- Component data from apps and pages -
Content starts
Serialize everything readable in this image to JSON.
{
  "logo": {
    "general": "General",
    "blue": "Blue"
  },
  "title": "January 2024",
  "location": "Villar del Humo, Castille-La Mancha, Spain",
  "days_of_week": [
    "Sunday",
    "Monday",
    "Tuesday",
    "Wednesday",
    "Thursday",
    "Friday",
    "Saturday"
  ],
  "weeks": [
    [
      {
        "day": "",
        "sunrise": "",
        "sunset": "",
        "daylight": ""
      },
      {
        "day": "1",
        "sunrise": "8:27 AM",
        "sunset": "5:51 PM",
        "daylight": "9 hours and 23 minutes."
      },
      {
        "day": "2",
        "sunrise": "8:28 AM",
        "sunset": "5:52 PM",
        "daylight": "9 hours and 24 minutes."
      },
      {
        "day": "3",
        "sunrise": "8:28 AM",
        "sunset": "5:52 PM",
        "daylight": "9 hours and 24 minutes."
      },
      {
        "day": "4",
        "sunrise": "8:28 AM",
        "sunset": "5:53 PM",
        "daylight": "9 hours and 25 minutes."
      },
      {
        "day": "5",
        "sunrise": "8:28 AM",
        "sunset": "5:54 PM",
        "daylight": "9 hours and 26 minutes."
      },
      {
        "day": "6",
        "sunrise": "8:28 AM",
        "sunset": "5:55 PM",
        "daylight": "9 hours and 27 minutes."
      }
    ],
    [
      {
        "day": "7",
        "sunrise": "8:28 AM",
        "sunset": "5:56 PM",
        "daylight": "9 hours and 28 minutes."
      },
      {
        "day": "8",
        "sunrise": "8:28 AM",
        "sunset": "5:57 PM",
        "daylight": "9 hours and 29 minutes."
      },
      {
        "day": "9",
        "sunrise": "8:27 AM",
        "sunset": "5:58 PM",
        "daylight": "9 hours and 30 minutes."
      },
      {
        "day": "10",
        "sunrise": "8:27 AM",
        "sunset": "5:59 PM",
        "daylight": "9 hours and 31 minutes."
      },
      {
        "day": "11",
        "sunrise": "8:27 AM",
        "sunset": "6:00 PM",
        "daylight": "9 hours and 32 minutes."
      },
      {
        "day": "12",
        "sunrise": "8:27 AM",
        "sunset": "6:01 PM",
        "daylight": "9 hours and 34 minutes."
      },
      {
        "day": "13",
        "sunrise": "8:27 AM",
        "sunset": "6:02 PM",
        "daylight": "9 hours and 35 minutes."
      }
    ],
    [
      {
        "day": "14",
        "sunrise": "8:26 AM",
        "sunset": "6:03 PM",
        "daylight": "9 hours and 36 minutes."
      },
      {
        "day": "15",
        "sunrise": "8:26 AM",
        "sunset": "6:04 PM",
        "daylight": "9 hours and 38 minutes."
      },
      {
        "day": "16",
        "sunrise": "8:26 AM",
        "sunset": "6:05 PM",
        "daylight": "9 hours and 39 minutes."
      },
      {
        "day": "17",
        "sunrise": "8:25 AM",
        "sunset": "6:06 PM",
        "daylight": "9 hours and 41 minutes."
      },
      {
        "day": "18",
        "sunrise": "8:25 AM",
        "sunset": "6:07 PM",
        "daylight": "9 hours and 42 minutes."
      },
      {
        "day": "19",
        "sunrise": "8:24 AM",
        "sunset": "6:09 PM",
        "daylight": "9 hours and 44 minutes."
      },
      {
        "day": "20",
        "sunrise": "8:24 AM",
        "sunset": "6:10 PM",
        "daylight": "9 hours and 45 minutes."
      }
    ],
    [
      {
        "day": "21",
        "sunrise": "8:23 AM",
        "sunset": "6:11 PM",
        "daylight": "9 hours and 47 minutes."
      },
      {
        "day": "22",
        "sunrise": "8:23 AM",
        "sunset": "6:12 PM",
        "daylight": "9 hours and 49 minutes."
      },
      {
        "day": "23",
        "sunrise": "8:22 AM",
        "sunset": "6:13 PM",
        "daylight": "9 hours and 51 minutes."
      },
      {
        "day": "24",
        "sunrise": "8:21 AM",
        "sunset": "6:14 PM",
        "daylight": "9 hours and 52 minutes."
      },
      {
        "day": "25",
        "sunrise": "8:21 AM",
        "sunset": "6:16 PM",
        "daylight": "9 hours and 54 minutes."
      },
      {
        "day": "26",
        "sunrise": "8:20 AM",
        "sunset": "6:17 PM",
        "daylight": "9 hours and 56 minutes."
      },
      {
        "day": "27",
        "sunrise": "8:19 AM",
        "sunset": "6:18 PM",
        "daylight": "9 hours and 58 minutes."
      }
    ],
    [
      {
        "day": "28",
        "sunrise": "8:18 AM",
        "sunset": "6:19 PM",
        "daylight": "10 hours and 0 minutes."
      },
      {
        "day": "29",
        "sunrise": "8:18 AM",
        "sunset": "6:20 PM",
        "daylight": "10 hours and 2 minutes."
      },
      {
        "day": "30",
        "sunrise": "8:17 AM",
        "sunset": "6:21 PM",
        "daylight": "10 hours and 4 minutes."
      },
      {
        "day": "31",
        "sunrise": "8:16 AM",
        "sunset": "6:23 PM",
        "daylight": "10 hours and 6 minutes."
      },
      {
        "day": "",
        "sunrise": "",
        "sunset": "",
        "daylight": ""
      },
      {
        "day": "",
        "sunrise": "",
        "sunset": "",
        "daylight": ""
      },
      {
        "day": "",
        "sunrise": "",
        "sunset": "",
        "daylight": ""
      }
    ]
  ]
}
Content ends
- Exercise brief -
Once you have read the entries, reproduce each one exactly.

- Output of the exercise -
Serialize everything readable in this image to JSON.
{
  "logo": {
    "general": "General",
    "blue": "Blue"
  },
  "title": "January 2024",
  "location": "Villar del Humo, Castille-La Mancha, Spain",
  "days_of_week": [
    "Sunday",
    "Monday",
    "Tuesday",
    "Wednesday",
    "Thursday",
    "Friday",
    "Saturday"
  ],
  "weeks": [
    [
      {
        "day": "",
        "sunrise": "",
        "sunset": "",
        "daylight": ""
      },
      {
        "day": "1",
        "sunrise": "8:27 AM",
        "sunset": "5:51 PM",
        "daylight": "9 hours and 23 minutes."
      },
      {
        "day": "2",
        "sunrise": "8:28 AM",
        "sunset": "5:52 PM",
        "daylight": "9 hours and 24 minutes."
      },
      {
        "day": "3",
        "sunrise": "8:28 AM",
        "sunset": "5:52 PM",
        "daylight": "9 hours and 24 minutes."
      },
      {
        "day": "4",
        "sunrise": "8:28 AM",
        "sunset": "5:53 PM",
        "daylight": "9 hours and 25 minutes."
      },
      {
        "day": "5",
        "sunrise": "8:28 AM",
        "sunset": "5:54 PM",
        "daylight": "9 hours and 26 minutes."
      },
      {
        "day": "6",
        "sunrise": "8:28 AM",
        "sunset": "5:55 PM",
        "daylight": "9 hours and 27 minutes."
      }
    ],
    [
      {
        "day": "7",
        "sunrise": "8:28 AM",
        "sunset": "5:56 PM",
        "daylight": "9 hours and 28 minutes."
      },
      {
        "day": "8",
        "sunrise": "8:28 AM",
        "sunset": "5:57 PM",
        "daylight": "9 hours and 29 minutes."
      },
      {
        "day": "9",
        "sunrise": "8:27 AM",
        "sunset": "5:58 PM",
        "daylight": "9 hours and 30 minutes."
      },
      {
        "day": "10",
        "sunrise": "8:27 AM",
        "sunset": "5:59 PM",
        "daylight": "9 hours and 31 minutes."
      },
      {
        "day": "11",
        "sunrise": "8:27 AM",
        "sunset": "6:00 PM",
        "daylight": "9 hours and 32 minutes."
      },
      {
        "day": "12",
        "sunrise": "8:27 AM",
        "sunset": "6:01 PM",
        "daylight": "9 hours and 34 minutes."
      },
      {
        "day": "13",
        "sunrise": "8:27 AM",
        "sunset": "6:02 PM",
        "daylight": "9 hours and 35 minutes."
      }
    ],
    [
      {
        "day": "14",
        "sunrise": "8:26 AM",
        "sunset": "6:03 PM",
        "daylight": "9 hours and 36 minutes."
      },
      {
        "day": "15",
        "sunrise": "8:26 AM",
        "sunset": "6:04 PM",
        "daylight": "9 hours and 38 minutes."
      },
      {
        "day": "16",
        "sunrise": "8:26 AM",
        "sunset": "6:05 PM",
        "daylight": "9 hours and 39 minutes."
      },
      {
        "day": "17",
        "sunrise": "8:25 AM",
        "sunset": "6:06 PM",
        "daylight": "9 hours and 41 minutes."
      },
      {
        "day": "18",
        "sunrise": "8:25 AM",
        "sunset": "6:07 PM",
        "daylight": "9 hours and 42 minutes."
      },
      {
        "day": "19",
        "sunrise": "8:24 AM",
        "sunset": "6:09 PM",
        "daylight": "9 hours and 44 minutes."
      },
      {
        "day": "20",
        "sunrise": "8:24 AM",
        "sunset": "6:10 PM",
        "daylight": "9 hours and 45 minutes."
      }
    ],
    [
      {
        "day": "21",
        "sunrise": "8:23 AM",
        "sunset": "6:11 PM",
        "daylight": "9 hours and 47 minutes."
      },
      {
        "day": "22",
        "sunrise": "8:23 AM",
        "sunset": "6:12 PM",
        "daylight": "9 hours and 49 minutes."
      },
      {
        "day": "23",
        "sunrise": "8:22 AM",
        "sunset": "6:13 PM",
        "daylight": "9 hours and 51 minutes."
      },
      {
        "day": "24",
        "sunrise": "8:21 AM",
        "sunset": "6:14 PM",
        "daylight": "9 hours and 52 minutes."
      },
      {
        "day": "25",
        "sunrise": "8:21 AM",
        "sunset": "6:16 PM",
        "daylight": "9 hours and 54 minutes."
      },
      {
        "day": "26",
        "sunrise": "8:20 AM",
        "sunset": "6:17 PM",
        "daylight": "9 hours and 56 minutes."
      },
      {
        "day": "27",
        "sunrise": "8:19 AM",
        "sunset": "6:18 PM",
        "daylight": "9 hours and 58 minutes."
      }
    ],
    [
      {
        "day": "28",
        "sunrise": "8:18 AM",
        "sunset": "6:19 PM",
        "daylight": "10 hours and 0 minutes."
      },
      {
        "day": "29",
        "sunrise": "8:18 AM",
        "sunset": "6:20 PM",
        "daylight": "10 hours and 2 minutes."
      },
      {
        "day": "30",
        "sunrise": "8:17 AM",
        "sunset": "6:21 PM",
        "daylight": "10 hours and 4 minutes."
      },
      {
        "day": "31",
        "sunrise": "8:16 AM",
        "sunset": "6:23 PM",
        "daylight": "10 hours and 6 minutes."
      },
      {
        "day": "",
        "sunrise": "",
        "sunset": "",
        "daylight": ""
      },
      {
        "day": "",
        "sunrise": "",
        "sunset": "",
        "daylight": ""
      },
      {
        "day": "",
        "sunrise": "",
        "sunset": "",
        "daylight": ""
      }
    ]
  ]
}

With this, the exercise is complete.